● **Exercise aim**
Give only a number in reply. It should be how many lines in the records contain the string "Viviana".

● **Data shown**
___

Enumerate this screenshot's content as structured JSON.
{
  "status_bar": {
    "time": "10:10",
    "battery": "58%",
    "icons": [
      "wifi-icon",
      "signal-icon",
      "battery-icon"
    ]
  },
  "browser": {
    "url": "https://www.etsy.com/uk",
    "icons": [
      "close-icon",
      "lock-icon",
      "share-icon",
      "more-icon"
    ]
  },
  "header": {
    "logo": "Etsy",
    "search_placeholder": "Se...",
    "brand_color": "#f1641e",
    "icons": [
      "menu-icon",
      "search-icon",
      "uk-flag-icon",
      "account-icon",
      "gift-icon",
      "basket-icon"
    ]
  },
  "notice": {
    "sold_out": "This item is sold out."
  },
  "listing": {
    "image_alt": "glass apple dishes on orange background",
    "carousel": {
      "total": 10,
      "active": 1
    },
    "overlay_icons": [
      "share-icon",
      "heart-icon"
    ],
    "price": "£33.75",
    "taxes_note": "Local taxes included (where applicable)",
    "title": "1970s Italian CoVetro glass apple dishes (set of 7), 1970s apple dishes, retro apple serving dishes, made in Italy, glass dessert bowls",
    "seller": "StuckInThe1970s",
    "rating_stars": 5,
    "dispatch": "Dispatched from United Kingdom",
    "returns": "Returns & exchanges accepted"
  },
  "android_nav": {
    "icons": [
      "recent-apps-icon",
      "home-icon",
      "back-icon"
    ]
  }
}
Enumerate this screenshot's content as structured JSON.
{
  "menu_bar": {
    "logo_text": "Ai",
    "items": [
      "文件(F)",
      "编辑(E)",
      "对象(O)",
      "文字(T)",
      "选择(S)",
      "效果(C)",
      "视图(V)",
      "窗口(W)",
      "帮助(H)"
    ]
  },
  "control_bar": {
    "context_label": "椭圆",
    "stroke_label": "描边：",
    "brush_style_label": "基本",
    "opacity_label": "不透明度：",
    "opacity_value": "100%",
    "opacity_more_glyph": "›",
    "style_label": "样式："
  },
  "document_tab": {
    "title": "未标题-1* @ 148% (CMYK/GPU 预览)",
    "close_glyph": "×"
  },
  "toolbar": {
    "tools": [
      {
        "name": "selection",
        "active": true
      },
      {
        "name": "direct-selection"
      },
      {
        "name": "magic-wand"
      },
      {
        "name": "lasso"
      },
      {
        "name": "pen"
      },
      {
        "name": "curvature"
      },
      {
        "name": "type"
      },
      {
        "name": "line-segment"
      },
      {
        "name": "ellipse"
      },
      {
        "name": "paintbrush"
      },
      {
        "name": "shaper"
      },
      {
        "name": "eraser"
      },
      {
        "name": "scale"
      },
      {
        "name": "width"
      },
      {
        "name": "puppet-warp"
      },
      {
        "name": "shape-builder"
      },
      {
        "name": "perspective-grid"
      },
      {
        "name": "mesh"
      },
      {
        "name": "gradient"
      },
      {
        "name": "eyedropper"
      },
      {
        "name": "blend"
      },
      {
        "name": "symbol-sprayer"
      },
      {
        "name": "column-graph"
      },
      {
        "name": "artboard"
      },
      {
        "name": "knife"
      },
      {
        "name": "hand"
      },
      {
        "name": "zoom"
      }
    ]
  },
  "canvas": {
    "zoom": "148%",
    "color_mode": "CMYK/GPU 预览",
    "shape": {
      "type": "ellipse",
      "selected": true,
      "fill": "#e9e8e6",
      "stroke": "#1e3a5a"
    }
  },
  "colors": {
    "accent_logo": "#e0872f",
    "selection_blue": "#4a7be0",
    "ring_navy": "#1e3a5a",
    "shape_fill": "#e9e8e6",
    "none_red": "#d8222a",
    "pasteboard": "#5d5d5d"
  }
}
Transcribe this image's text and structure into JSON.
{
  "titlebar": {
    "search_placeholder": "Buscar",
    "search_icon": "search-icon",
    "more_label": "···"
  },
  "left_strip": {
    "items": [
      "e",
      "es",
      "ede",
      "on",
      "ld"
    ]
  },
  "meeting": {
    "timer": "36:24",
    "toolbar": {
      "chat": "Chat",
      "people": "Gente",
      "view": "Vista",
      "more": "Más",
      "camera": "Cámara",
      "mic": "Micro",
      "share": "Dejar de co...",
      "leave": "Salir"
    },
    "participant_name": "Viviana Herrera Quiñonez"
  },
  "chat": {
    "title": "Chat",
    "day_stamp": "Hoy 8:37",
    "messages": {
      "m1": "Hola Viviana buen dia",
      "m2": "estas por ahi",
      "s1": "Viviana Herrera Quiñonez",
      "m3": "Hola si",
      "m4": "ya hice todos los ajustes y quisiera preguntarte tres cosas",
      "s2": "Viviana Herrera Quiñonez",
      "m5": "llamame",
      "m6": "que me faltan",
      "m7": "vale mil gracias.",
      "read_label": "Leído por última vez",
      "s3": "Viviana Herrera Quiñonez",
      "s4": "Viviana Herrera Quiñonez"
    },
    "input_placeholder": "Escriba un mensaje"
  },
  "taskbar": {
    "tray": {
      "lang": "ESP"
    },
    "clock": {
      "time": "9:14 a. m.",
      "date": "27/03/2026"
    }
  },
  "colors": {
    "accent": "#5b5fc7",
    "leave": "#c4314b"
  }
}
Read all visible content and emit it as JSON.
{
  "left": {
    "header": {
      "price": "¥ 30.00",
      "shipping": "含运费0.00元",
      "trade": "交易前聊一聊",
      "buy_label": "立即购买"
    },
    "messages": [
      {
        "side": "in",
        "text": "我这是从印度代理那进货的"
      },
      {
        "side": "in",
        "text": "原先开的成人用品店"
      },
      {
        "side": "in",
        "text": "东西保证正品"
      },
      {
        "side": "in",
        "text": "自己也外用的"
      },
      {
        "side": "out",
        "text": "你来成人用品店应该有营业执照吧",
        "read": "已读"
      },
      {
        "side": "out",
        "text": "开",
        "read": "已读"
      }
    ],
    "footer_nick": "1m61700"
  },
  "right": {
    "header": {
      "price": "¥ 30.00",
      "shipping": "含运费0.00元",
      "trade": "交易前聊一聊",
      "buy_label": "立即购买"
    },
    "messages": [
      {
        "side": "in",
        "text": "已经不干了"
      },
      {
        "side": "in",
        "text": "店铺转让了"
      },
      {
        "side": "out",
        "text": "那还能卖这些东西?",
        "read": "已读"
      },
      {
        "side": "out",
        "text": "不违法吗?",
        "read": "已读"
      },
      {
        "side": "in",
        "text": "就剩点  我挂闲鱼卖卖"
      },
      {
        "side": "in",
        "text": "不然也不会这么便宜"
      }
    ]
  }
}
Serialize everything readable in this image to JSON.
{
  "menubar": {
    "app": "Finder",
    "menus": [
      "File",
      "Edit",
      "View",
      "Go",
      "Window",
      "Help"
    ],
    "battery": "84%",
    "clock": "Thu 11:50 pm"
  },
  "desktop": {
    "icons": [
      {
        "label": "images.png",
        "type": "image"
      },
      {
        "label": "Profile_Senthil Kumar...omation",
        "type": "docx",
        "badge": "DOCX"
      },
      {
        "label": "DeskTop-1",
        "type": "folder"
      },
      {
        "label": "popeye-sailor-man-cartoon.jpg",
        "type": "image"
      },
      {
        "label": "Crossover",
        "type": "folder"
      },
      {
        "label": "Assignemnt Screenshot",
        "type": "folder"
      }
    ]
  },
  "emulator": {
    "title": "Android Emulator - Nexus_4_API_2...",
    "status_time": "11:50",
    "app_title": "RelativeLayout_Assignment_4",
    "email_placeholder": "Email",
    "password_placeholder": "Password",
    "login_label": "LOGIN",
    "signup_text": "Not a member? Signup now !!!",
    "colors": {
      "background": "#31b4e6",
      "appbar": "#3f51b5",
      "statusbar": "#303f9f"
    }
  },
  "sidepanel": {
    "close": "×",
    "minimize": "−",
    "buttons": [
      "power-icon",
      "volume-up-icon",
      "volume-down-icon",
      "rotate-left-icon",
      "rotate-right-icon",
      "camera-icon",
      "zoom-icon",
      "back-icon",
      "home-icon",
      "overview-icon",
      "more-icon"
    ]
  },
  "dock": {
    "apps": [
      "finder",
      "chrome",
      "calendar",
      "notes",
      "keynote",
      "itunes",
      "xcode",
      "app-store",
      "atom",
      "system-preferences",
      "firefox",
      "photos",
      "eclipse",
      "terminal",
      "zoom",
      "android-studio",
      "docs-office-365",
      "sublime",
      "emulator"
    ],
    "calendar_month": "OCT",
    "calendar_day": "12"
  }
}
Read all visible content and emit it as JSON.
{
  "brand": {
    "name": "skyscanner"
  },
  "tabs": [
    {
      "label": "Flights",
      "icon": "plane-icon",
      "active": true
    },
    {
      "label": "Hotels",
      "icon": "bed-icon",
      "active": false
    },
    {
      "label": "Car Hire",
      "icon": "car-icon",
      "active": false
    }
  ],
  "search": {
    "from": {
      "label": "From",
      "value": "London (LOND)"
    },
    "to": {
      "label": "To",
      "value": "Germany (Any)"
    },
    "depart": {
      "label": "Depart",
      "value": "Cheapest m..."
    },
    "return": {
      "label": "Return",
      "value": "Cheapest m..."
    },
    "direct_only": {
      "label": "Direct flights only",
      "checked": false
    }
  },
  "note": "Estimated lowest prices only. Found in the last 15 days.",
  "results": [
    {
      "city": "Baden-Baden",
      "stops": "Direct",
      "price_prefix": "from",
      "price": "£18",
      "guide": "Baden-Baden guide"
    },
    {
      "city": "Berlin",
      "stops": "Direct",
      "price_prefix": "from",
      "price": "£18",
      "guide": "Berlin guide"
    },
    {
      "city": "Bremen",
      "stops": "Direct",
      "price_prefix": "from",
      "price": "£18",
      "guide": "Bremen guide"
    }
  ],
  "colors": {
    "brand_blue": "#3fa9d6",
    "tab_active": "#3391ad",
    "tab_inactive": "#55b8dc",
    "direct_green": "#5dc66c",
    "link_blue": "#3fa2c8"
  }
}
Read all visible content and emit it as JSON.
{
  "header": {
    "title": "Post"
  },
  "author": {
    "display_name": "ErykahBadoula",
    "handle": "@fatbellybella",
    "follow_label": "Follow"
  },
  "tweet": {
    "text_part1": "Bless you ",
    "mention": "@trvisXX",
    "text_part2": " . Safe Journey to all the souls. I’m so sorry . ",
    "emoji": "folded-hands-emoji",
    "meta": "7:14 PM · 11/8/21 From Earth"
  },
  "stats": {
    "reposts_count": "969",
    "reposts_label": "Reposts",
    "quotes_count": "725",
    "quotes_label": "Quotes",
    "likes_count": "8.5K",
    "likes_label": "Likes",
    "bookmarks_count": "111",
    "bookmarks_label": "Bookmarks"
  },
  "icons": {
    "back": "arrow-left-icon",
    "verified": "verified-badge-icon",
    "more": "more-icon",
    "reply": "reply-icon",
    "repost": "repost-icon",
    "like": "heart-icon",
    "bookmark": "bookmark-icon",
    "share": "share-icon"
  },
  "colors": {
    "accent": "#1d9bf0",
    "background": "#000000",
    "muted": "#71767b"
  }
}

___

● **Result**
6